The key to the region

<ol class="format-list summer-guide-2013"> <li>Famously the site of the 1960 Winter Olympics, Squaw Valley is still probably best known as a destination for winter sports, but it turns out the valley is pretty damned beautiful during the summer months as well. During the summer, there are music events, yoga workshops and literary retreats at the resort. Visit for more information.</li> <li>The Mountain Bike & Hike Park at Northstar California Resort, 5001 Northstar Drive, Truckee, has mountain and road biking options for beginners to advanced riders. You can choose to ride the lifts up and bike down, too. This is a great way to get outside and exercise, although you may end up face first over the handlebars.</li> <li>For an overnight, try the cabins at Zephyr Cove Lodge, now called the Zephyr Cove Resort, 760 U.S. 50, Zephyr Cove. The lodge has a long history—former Nevada attorney general and U.S. senator Alan Bible is among its long list of operators—and is beloved by locals, in spite of a renovation of the cabins 20 years ago that reduced the rustic and replaced it with some weird stuff out of keeping with the lake. But that’s easily overcome by the setting among tall pines on the east side of Lake Tahoe. Here is solace and relaxation. The 28 cabins are of different sizes, serving from one to 10.</li> <li>The Gardnerville Skatepark, 1324 Waterloo Lane, Gardnerville, is considered one of greatest, if not the greatest, skateparks in Nevada. It’s praised for being a large and open park with many different obstacles throughout it to skate on, including an hourglass-shaped bowl.
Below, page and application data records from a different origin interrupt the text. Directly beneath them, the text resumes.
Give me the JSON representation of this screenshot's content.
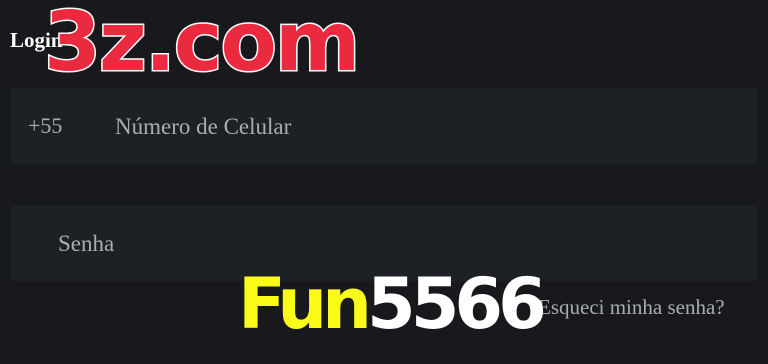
{
  "login": {
    "title": "Login"
  },
  "phone": {
    "prefix": "+55",
    "placeholder": "Número de Celular"
  },
  "password": {
    "placeholder": "Senha"
  },
  "forgot": {
    "label": "Esqueci minha senha?"
  },
  "watermark": {
    "top": "3z.com",
    "bottom_a": "Fun",
    "bottom_b": "5566"
  },
  "colors": {
    "background": "#17191c",
    "field": "#1d2024",
    "watermark_red": "#ec2a3f",
    "watermark_yellow": "#fbfb19"
  }
}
The catch is you have to go to Gardnerville, a town with little in it—besides this park and a new Walmart.</li> <li>Virginia City hits a unique balance of authentic history (it was the site of a major mining boom in the 19th century), tourist trap tackiness (C street, the main drag, is lined with gift shops, candy stores and “Wild West” photo shops) and genuine Wild West grit (the bars and taverns are great places to rub elbows with eccentric old cowboys, artists and bikers). Plus, it’s always 10 or 15 degrees cooler up there.</li> <li>If you want to know why Pyramid Lake and its environs are so precious to the Paiutes, drive to Nixon and visit the Pyramid Lake Paiute Tribe Museum and Visitors Center, 709 State St., Nixon. You can learn about the prehistoric fish that still inhabit the lake, about Anaho Island where American White Pelicans live, about tribal history and culture, about the 1860 war against the tribe fought by whites to protect the right of white men to molest tribal girls, and about the terrain around the lake.</li> </ol>